• [Aim of the exercise]: How many lines of the listing below contain "title"? State the number alone.

• [Extracted entries]:
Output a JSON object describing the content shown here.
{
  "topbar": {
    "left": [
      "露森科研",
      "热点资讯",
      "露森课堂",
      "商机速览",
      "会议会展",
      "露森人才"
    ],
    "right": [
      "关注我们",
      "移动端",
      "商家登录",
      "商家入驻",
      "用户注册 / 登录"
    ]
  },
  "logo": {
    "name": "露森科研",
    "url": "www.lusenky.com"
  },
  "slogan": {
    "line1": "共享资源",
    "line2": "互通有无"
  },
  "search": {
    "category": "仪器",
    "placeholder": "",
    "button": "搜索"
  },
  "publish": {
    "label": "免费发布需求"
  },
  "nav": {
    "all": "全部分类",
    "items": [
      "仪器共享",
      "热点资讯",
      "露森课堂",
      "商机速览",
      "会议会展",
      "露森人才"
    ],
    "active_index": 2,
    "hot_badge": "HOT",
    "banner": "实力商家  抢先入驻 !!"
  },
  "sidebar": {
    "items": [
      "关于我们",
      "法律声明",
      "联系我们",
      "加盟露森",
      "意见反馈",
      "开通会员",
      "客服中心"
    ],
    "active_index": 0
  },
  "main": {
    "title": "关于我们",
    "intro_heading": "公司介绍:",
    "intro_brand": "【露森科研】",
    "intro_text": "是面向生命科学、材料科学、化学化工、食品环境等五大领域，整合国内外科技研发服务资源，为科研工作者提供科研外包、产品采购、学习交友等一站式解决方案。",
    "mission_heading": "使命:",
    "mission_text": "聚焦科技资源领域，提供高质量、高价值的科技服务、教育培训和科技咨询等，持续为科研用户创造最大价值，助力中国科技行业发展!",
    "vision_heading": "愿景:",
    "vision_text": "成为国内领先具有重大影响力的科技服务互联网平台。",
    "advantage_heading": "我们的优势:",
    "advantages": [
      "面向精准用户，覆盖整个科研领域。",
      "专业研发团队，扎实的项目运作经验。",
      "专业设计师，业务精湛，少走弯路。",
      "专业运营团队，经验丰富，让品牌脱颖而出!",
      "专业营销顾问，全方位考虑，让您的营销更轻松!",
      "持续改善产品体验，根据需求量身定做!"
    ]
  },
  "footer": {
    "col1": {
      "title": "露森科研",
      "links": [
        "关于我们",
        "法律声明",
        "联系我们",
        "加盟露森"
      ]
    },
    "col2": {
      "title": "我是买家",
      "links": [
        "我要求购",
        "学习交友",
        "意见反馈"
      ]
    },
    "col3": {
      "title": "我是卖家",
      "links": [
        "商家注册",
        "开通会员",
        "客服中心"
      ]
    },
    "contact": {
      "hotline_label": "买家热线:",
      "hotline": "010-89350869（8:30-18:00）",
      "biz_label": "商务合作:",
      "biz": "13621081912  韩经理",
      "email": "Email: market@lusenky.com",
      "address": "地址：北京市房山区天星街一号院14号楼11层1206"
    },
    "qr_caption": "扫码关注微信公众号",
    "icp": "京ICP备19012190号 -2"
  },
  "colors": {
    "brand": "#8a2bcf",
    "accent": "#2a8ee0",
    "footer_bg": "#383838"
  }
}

• [Solution to the exercise]: 4